DATA RECORDS —
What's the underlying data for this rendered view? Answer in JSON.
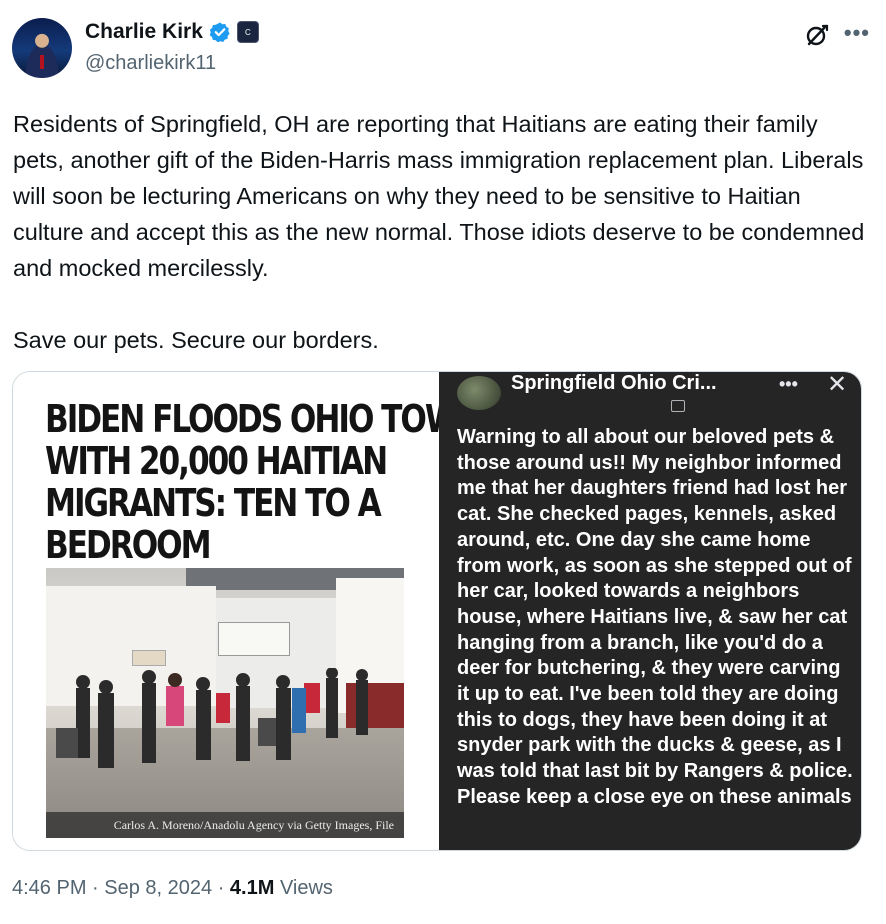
{
  "author": {
    "name": "Charlie Kirk",
    "handle": "@charliekirk11",
    "verified": true,
    "avatar_icon": "profile-photo",
    "org_badge_text": "C"
  },
  "header_actions": {
    "grok_icon": "grok-icon",
    "more_icon": "more-icon",
    "more_glyph": "•••"
  },
  "tweet": {
    "paragraph1": "Residents of Springfield, OH are reporting that Haitians are eating their family pets, another gift of the Biden-Harris mass immigration replacement plan. Liberals will soon be lecturing Americans on why they need to be sensitive to Haitian culture and accept this as the new normal. Those idiots deserve to be condemned and mocked mercilessly.",
    "paragraph2": "Save our pets. Secure our borders."
  },
  "media": {
    "left_image": {
      "headline_line1": "BIDEN FLOODS OHIO TOWN",
      "headline_line2": "WITH 20,000 HAITIAN",
      "headline_line3": "MIGRANTS: TEN TO A",
      "headline_line4": "BEDROOM",
      "photo_caption": "Carlos A. Moreno/Anadolu Agency via Getty Images, File"
    },
    "right_image": {
      "group_title": "Springfield Ohio Cri...",
      "more_glyph": "•••",
      "close_glyph": "✕",
      "post_text": "Warning to all about our beloved pets & those around us!! My neighbor informed me that her daughters friend had lost her cat. She checked pages, kennels, asked around, etc. One day she came home from work, as soon as she stepped out of her car, looked towards a neighbors house, where Haitians live, & saw her cat hanging from a branch, like you'd do a deer for butchering, & they were carving it up to eat. I've been told they are doing this to dogs, they have been doing it at snyder park with the ducks & geese, as I was told that last bit by Rangers & police. Please keep a close eye on these animals"
    }
  },
  "meta": {
    "time": "4:46 PM",
    "separator": " · ",
    "date": "Sep 8, 2024",
    "views_count": "4.1M",
    "views_label": " Views"
  },
  "colors": {
    "text_primary": "#0f1419",
    "text_secondary": "#536471",
    "verified_blue": "#1d9bf0",
    "border": "#cfd9de",
    "fb_dark": "#252525"
  }
}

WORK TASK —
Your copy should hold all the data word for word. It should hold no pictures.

RESPONSE TO THIS TASK —
What's the underlying data for this rendered view? Answer in JSON.
{
  "author": {
    "name": "Charlie Kirk",
    "handle": "@charliekirk11",
    "verified": true,
    "avatar_icon": "profile-photo",
    "org_badge_text": "C"
  },
  "header_actions": {
    "grok_icon": "grok-icon",
    "more_icon": "more-icon",
    "more_glyph": "•••"
  },
  "tweet": {
    "paragraph1": "Residents of Springfield, OH are reporting that Haitians are eating their family pets, another gift of the Biden-Harris mass immigration replacement plan. Liberals will soon be lecturing Americans on why they need to be sensitive to Haitian culture and accept this as the new normal. Those idiots deserve to be condemned and mocked mercilessly.",
    "paragraph2": "Save our pets. Secure our borders."
  },
  "media": {
    "left_image": {
      "headline_line1": "BIDEN FLOODS OHIO TOWN",
      "headline_line2": "WITH 20,000 HAITIAN",
      "headline_line3": "MIGRANTS: TEN TO A",
      "headline_line4": "BEDROOM",
      "photo_caption": "Carlos A. Moreno/Anadolu Agency via Getty Images, File"
    },
    "right_image": {
      "group_title": "Springfield Ohio Cri...",
      "more_glyph": "•••",
      "close_glyph": "✕",
      "post_text": "Warning to all about our beloved pets & those around us!! My neighbor informed me that her daughters friend had lost her cat. She checked pages, kennels, asked around, etc. One day she came home from work, as soon as she stepped out of her car, looked towards a neighbors house, where Haitians live, & saw her cat hanging from a branch, like you'd do a deer for butchering, & they were carving it up to eat. I've been told they are doing this to dogs, they have been doing it at snyder park with the ducks & geese, as I was told that last bit by Rangers & police. Please keep a close eye on these animals"
    }
  },
  "meta": {
    "time": "4:46 PM",
    "separator": " · ",
    "date": "Sep 8, 2024",
    "views_count": "4.1M",
    "views_label": " Views"
  },
  "colors": {
    "text_primary": "#0f1419",
    "text_secondary": "#536471",
    "verified_blue": "#1d9bf0",
    "border": "#cfd9de",
    "fb_dark": "#252525"
  }
}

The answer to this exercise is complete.